with bellamy and raven we have to whole idea of “always” turned upside down:
it’s interesting to see how clarke’s “death” serves as a catalyst for this moment for sure, but it’s also important to note that bellamy is the one reaching out to raven here and not vice versa, because while i’m sure that many believe bellamy will focus on his head heavily now (with clarke gone) i feel like this scene communicates that he is starting to find balance between his heart and mind himself like clarke told him to. this is not a “i don’t know who i am anymore” moment for bellamy. in fact, he knows exactly which position he needs to take on without clarke by his side (the baton is a really nice visual touch to the whole idea of that new balance), which adds a more hopeful tone to the tragedy overall, since bellamy, even though he tried to fight against it up until it was too late, got emotionally prepared for this by clarke herself - the possibility that she could be dying on this day and that he would have to take over a complete new role without her (mix of head and heart). like, just think about how this scene unfolds and where it heads to: raven is the one questioning whether they can do this without clarke or not while bellamy is the one who happens to ground raven in that thought process and tell her why they can’t let that happen.
yes, he just lost one of the most important people in his life and he is plagued with an immense sense of guilt up until the moment he and all of his friends actually survive on the ark (when they breathe in air again), but it’s also fascinating to see that he makes that one step towards raven when he says “You with me?”. he makes room for teamwork here, room for the fact that he needs raven in this - the other part of the triangle unit - and heal. there is no point made here about “loss of control”. is bellamy affected by clarke’s “death”? absolutely, no doubt. but he is also ready to not let clarke’s death be in vain. he’s been there and has done that without her before and it made him turn to the wrong side, but now he is going to do better than he did yesterday.

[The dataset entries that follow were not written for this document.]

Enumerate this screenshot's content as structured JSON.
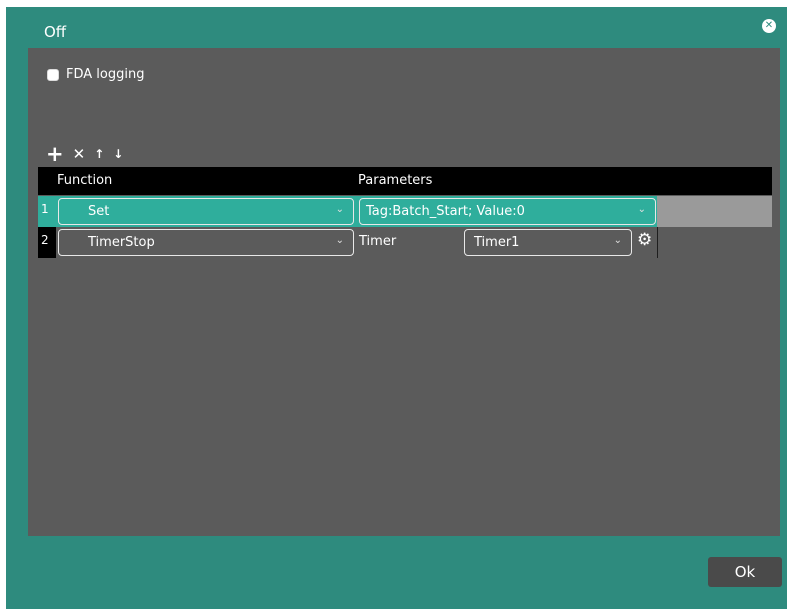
{
  "window": {
    "title": "Off",
    "close_icon": "close-circle-icon"
  },
  "fda": {
    "label": "FDA logging",
    "checked": false
  },
  "toolbar": {
    "add_icon": "plus-icon",
    "delete_icon": "x-icon",
    "up_icon": "arrow-up-icon",
    "down_icon": "arrow-down-icon"
  },
  "grid": {
    "headers": {
      "function": "Function",
      "parameters": "Parameters"
    },
    "rows": [
      {
        "num": "1",
        "function": "Set",
        "parameters": "Tag:Batch_Start; Value:0",
        "selected": true
      },
      {
        "num": "2",
        "function": "TimerStop",
        "param_label": "Timer",
        "param_value": "Timer1",
        "selected": false
      }
    ]
  },
  "footer": {
    "ok_label": "Ok"
  },
  "colors": {
    "dialog_bg": "#2e8b7e",
    "panel_bg": "#5b5b5b",
    "selected_row": "#2fae9c",
    "header_bg": "#000000"
  }
}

and raven is not going to let clarke’s death be in vain either, but will support bellamy after this loss, because she feels the exact same thing he feels - her worldview in terms of family has expanded beyond what raven ever imagined she could have besides finn, but she has found these people and wants to work with them as much as rely on them, too. and it’s that realization she makes here for herself: they all left clarke behind in a situation that was inevitable, clarke died for them “she saved us again”. so, in retrospect, the groundwork for this moment is that the “promise” that comes with “always” brings new life into raven’s character instead of making it die down in her own hands like it once happened. when she so desperately wanted to save her “family” (e.g finn or even sinclair whom she later tells “you’re always with me” in 4x11, coming to terms with his death all by herself).
its as clarke said, survival is a team-sport. and that’s what they all did, together.
raven’s answer, in hindsight, marks down the beginning of a new
journey, not the end. while clarke literally rises from the ashes on the
ground, raven and bellamy do so in front of the window up in space when
they look down earth:
and i think that’s pretty great.
bellamy and raven survive alongside their other friends on the ark, with help from clarke, which just shows that they are all a family, even when she (clarke) is not around to physically be with them anymore. or in other words: she lives on through them the same way they live on through clarke on the ground.